Repeat the records below exactly as they appear, leaving out any pictures.

________________________

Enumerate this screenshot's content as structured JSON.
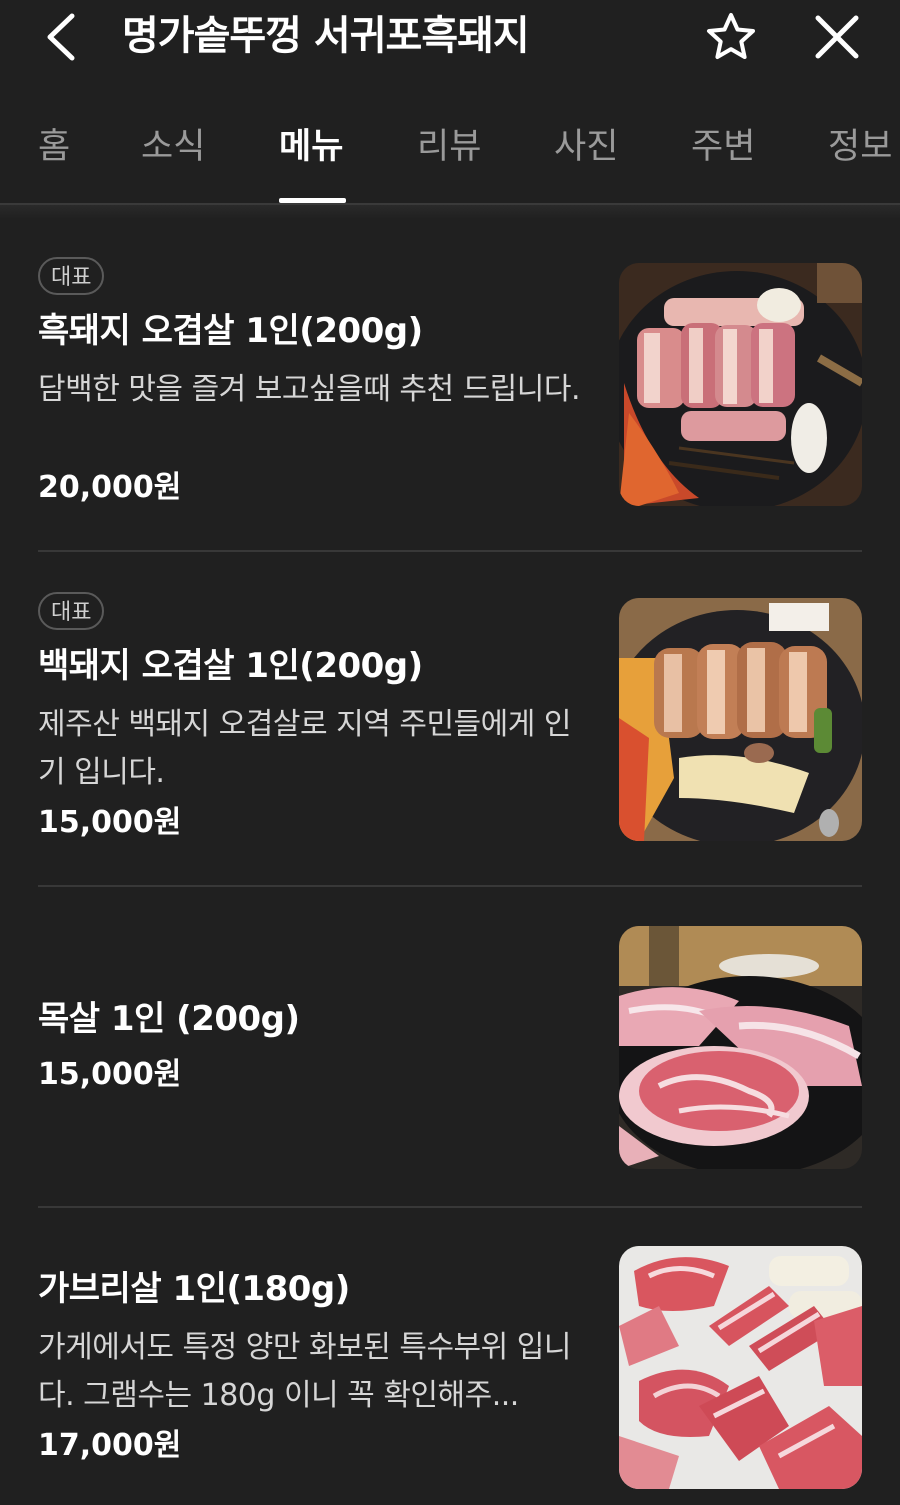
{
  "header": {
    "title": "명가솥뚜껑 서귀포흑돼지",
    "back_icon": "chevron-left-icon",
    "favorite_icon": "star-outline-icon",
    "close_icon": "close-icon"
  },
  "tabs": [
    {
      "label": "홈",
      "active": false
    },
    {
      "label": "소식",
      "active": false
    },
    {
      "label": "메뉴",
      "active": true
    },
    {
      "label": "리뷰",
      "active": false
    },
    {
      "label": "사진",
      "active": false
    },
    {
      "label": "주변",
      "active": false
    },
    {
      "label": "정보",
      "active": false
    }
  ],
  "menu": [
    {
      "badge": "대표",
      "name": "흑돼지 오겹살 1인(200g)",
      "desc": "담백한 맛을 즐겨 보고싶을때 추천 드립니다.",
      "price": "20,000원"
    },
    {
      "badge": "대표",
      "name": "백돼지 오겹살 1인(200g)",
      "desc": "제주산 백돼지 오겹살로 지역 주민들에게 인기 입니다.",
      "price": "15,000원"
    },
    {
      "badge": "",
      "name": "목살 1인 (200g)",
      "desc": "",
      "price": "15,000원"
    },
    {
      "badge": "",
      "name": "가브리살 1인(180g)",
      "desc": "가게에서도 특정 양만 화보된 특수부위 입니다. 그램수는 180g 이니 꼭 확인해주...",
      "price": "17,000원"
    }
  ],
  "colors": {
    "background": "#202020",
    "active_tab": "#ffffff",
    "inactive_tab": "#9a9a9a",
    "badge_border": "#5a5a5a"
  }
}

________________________

## Expected output
Enumerate this screenshot's content as structured JSON.
{
  "header": {
    "title": "명가솥뚜껑 서귀포흑돼지",
    "back_icon": "chevron-left-icon",
    "favorite_icon": "star-outline-icon",
    "close_icon": "close-icon"
  },
  "tabs": [
    {
      "label": "홈",
      "active": false
    },
    {
      "label": "소식",
      "active": false
    },
    {
      "label": "메뉴",
      "active": true
    },
    {
      "label": "리뷰",
      "active": false
    },
    {
      "label": "사진",
      "active": false
    },
    {
      "label": "주변",
      "active": false
    },
    {
      "label": "정보",
      "active": false
    }
  ],
  "menu": [
    {
      "badge": "대표",
      "name": "흑돼지 오겹살 1인(200g)",
      "desc": "담백한 맛을 즐겨 보고싶을때 추천 드립니다.",
      "price": "20,000원"
    },
    {
      "badge": "대표",
      "name": "백돼지 오겹살 1인(200g)",
      "desc": "제주산 백돼지 오겹살로 지역 주민들에게 인기 입니다.",
      "price": "15,000원"
    },
    {
      "badge": "",
      "name": "목살 1인 (200g)",
      "desc": "",
      "price": "15,000원"
    },
    {
      "badge": "",
      "name": "가브리살 1인(180g)",
      "desc": "가게에서도 특정 양만 화보된 특수부위 입니다. 그램수는 180g 이니 꼭 확인해주...",
      "price": "17,000원"
    }
  ],
  "colors": {
    "background": "#202020",
    "active_tab": "#ffffff",
    "inactive_tab": "#9a9a9a",
    "badge_border": "#5a5a5a"
  }
}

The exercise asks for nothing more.